- _Task prompt_: Output each line of the data below exactly, omitting any image.
---------- Records for this task
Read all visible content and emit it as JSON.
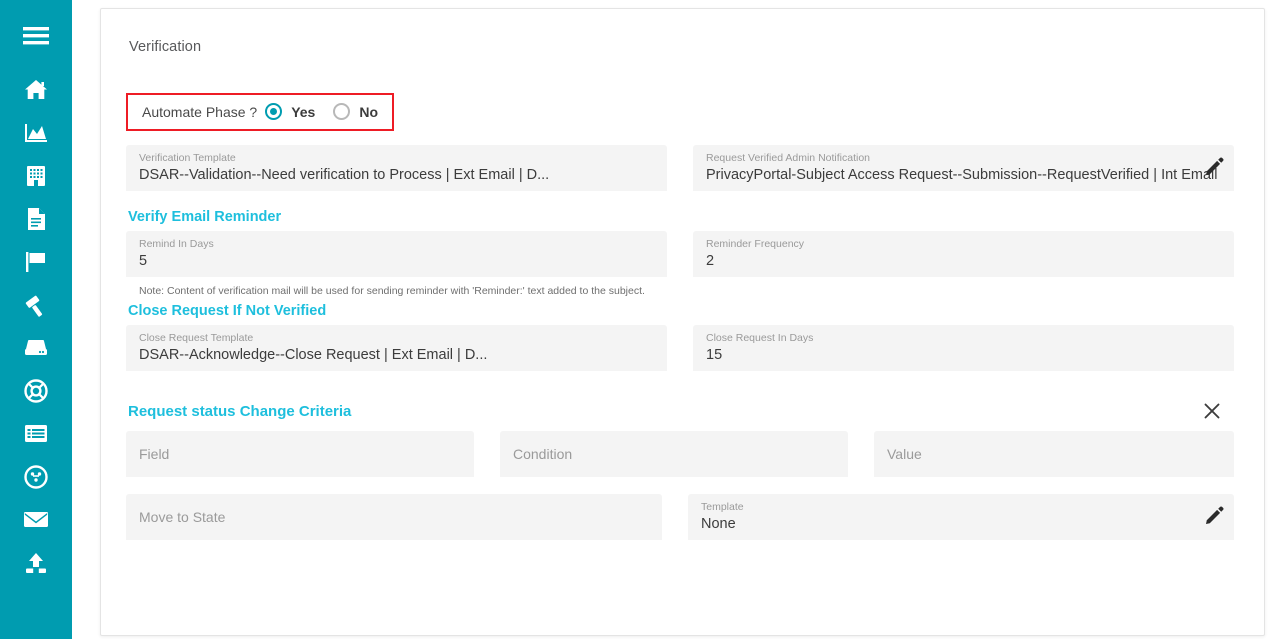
{
  "sidebar": {
    "background_color": "#009cb0",
    "items": [
      {
        "icon": "hamburger-menu-icon",
        "name": "menu-toggle"
      },
      {
        "icon": "home-icon",
        "name": "sidebar-item-home"
      },
      {
        "icon": "area-chart-icon",
        "name": "sidebar-item-analytics"
      },
      {
        "icon": "building-icon",
        "name": "sidebar-item-organization"
      },
      {
        "icon": "document-icon",
        "name": "sidebar-item-documents"
      },
      {
        "icon": "flag-icon",
        "name": "sidebar-item-incidents"
      },
      {
        "icon": "gavel-icon",
        "name": "sidebar-item-legal"
      },
      {
        "icon": "database-icon",
        "name": "sidebar-item-data"
      },
      {
        "icon": "life-ring-icon",
        "name": "sidebar-item-support"
      },
      {
        "icon": "list-table-icon",
        "name": "sidebar-item-records"
      },
      {
        "icon": "compass-icon",
        "name": "sidebar-item-discovery"
      },
      {
        "icon": "envelope-icon",
        "name": "sidebar-item-mail"
      },
      {
        "icon": "upload-icon",
        "name": "sidebar-item-upload"
      }
    ]
  },
  "page": {
    "title": "Verification"
  },
  "automate_phase": {
    "label": "Automate Phase ?",
    "highlight_color": "#ee1c25",
    "accent_color": "#009cb0",
    "options": [
      {
        "label": "Yes",
        "selected": true
      },
      {
        "label": "No",
        "selected": false
      }
    ]
  },
  "fields": {
    "verification_template": {
      "label": "Verification Template",
      "value": "DSAR--Validation--Need verification to Process | Ext Email | D..."
    },
    "request_verified_admin_notification": {
      "label": "Request Verified Admin Notification",
      "value": "PrivacyPortal-Subject Access Request--Submission--RequestVerified | Int Email ( Ad...",
      "edit_icon": "pencil-icon"
    },
    "remind_in_days": {
      "label": "Remind In Days",
      "value": "5"
    },
    "reminder_frequency": {
      "label": "Reminder Frequency",
      "value": "2"
    },
    "close_request_template": {
      "label": "Close Request Template",
      "value": "DSAR--Acknowledge--Close Request | Ext Email | D..."
    },
    "close_request_in_days": {
      "label": "Close Request In Days",
      "value": "15"
    },
    "criteria_field": {
      "placeholder": "Field"
    },
    "criteria_condition": {
      "placeholder": "Condition"
    },
    "criteria_value": {
      "placeholder": "Value"
    },
    "move_to_state": {
      "placeholder": "Move to State"
    },
    "criteria_template": {
      "label": "Template",
      "value": "None",
      "edit_icon": "pencil-icon"
    }
  },
  "sections": {
    "verify_email_reminder": {
      "heading": "Verify Email Reminder",
      "color": "#1ebfdd",
      "note": "Note: Content of verification mail will be used for sending reminder with 'Reminder:' text added to the subject."
    },
    "close_request_if_not_verified": {
      "heading": "Close Request If Not Verified",
      "color": "#1ebfdd"
    },
    "request_status_change_criteria": {
      "heading": "Request status Change Criteria",
      "color": "#1ebfdd",
      "close_icon": "close-x-icon"
    }
  }
}
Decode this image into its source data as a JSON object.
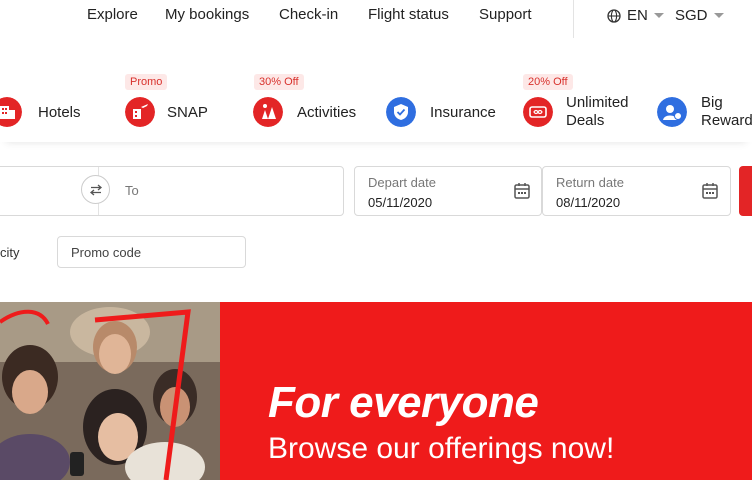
{
  "nav": {
    "items": [
      "Explore",
      "My bookings",
      "Check-in",
      "Flight status",
      "Support"
    ],
    "language": "EN",
    "currency": "SGD"
  },
  "products": [
    {
      "label": "Hotels",
      "badge": "",
      "icon": "hotel-icon"
    },
    {
      "label": "SNAP",
      "badge": "Promo",
      "icon": "snap-icon"
    },
    {
      "label": "Activities",
      "badge": "30% Off",
      "icon": "activities-icon"
    },
    {
      "label": "Insurance",
      "badge": "",
      "icon": "shield-icon"
    },
    {
      "label": "Unlimited Deals",
      "label_line1": "Unlimited",
      "label_line2": "Deals",
      "badge": "20% Off",
      "icon": "ticket-icon"
    },
    {
      "label": "Big Rewards",
      "label_line1": "Big",
      "label_line2": "Rewards",
      "badge": "",
      "icon": "rewards-icon"
    }
  ],
  "search": {
    "to_placeholder": "To",
    "depart_label": "Depart date",
    "depart_value": "05/11/2020",
    "return_label": "Return date",
    "return_value": "08/11/2020",
    "city_fragment": "city",
    "promo_placeholder": "Promo code"
  },
  "banner": {
    "headline": "For everyone",
    "subline": "Browse our offerings now!"
  },
  "colors": {
    "brand_red": "#e32526",
    "insurance_blue": "#2f6ee0",
    "badge_bg": "#fde8e7"
  }
}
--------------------
- _Solution_:
Read all visible content and emit it as JSON.
{
  "sidebar": {
    "background_color": "#009cb0",
    "items": [
      {
        "icon": "hamburger-menu-icon",
        "name": "menu-toggle"
      },
      {
        "icon": "home-icon",
        "name": "sidebar-item-home"
      },
      {
        "icon": "area-chart-icon",
        "name": "sidebar-item-analytics"
      },
      {
        "icon": "building-icon",
        "name": "sidebar-item-organization"
      },
      {
        "icon": "document-icon",
        "name": "sidebar-item-documents"
      },
      {
        "icon": "flag-icon",
        "name": "sidebar-item-incidents"
      },
      {
        "icon": "gavel-icon",
        "name": "sidebar-item-legal"
      },
      {
        "icon": "database-icon",
        "name": "sidebar-item-data"
      },
      {
        "icon": "life-ring-icon",
        "name": "sidebar-item-support"
      },
      {
        "icon": "list-table-icon",
        "name": "sidebar-item-records"
      },
      {
        "icon": "compass-icon",
        "name": "sidebar-item-discovery"
      },
      {
        "icon": "envelope-icon",
        "name": "sidebar-item-mail"
      },
      {
        "icon": "upload-icon",
        "name": "sidebar-item-upload"
      }
    ]
  },
  "page": {
    "title": "Verification"
  },
  "automate_phase": {
    "label": "Automate Phase ?",
    "highlight_color": "#ee1c25",
    "accent_color": "#009cb0",
    "options": [
      {
        "label": "Yes",
        "selected": true
      },
      {
        "label": "No",
        "selected": false
      }
    ]
  },
  "fields": {
    "verification_template": {
      "label": "Verification Template",
      "value": "DSAR--Validation--Need verification to Process | Ext Email | D..."
    },
    "request_verified_admin_notification": {
      "label": "Request Verified Admin Notification",
      "value": "PrivacyPortal-Subject Access Request--Submission--RequestVerified | Int Email ( Ad...",
      "edit_icon": "pencil-icon"
    },
    "remind_in_days": {
      "label": "Remind In Days",
      "value": "5"
    },
    "reminder_frequency": {
      "label": "Reminder Frequency",
      "value": "2"
    },
    "close_request_template": {
      "label": "Close Request Template",
      "value": "DSAR--Acknowledge--Close Request | Ext Email | D..."
    },
    "close_request_in_days": {
      "label": "Close Request In Days",
      "value": "15"
    },
    "criteria_field": {
      "placeholder": "Field"
    },
    "criteria_condition": {
      "placeholder": "Condition"
    },
    "criteria_value": {
      "placeholder": "Value"
    },
    "move_to_state": {
      "placeholder": "Move to State"
    },
    "criteria_template": {
      "label": "Template",
      "value": "None",
      "edit_icon": "pencil-icon"
    }
  },
  "sections": {
    "verify_email_reminder": {
      "heading": "Verify Email Reminder",
      "color": "#1ebfdd",
      "note": "Note: Content of verification mail will be used for sending reminder with 'Reminder:' text added to the subject."
    },
    "close_request_if_not_verified": {
      "heading": "Close Request If Not Verified",
      "color": "#1ebfdd"
    },
    "request_status_change_criteria": {
      "heading": "Request status Change Criteria",
      "color": "#1ebfdd",
      "close_icon": "close-x-icon"
    }
  }
}
Decode this image into its source data as a JSON object.
{
  "nav": {
    "items": [
      "Explore",
      "My bookings",
      "Check-in",
      "Flight status",
      "Support"
    ],
    "language": "EN",
    "currency": "SGD"
  },
  "products": [
    {
      "label": "Hotels",
      "badge": "",
      "icon": "hotel-icon"
    },
    {
      "label": "SNAP",
      "badge": "Promo",
      "icon": "snap-icon"
    },
    {
      "label": "Activities",
      "badge": "30% Off",
      "icon": "activities-icon"
    },
    {
      "label": "Insurance",
      "badge": "",
      "icon": "shield-icon"
    },
    {
      "label": "Unlimited Deals",
      "label_line1": "Unlimited",
      "label_line2": "Deals",
      "badge": "20% Off",
      "icon": "ticket-icon"
    },
    {
      "label": "Big Rewards",
      "label_line1": "Big",
      "label_line2": "Rewards",
      "badge": "",
      "icon": "rewards-icon"
    }
  ],
  "search": {
    "to_placeholder": "To",
    "depart_label": "Depart date",
    "depart_value": "05/11/2020",
    "return_label": "Return date",
    "return_value": "08/11/2020",
    "city_fragment": "city",
    "promo_placeholder": "Promo code"
  },
  "banner": {
    "headline": "For everyone",
    "subline": "Browse our offerings now!"
  },
  "colors": {
    "brand_red": "#e32526",
    "insurance_blue": "#2f6ee0",
    "badge_bg": "#fde8e7"
  }
}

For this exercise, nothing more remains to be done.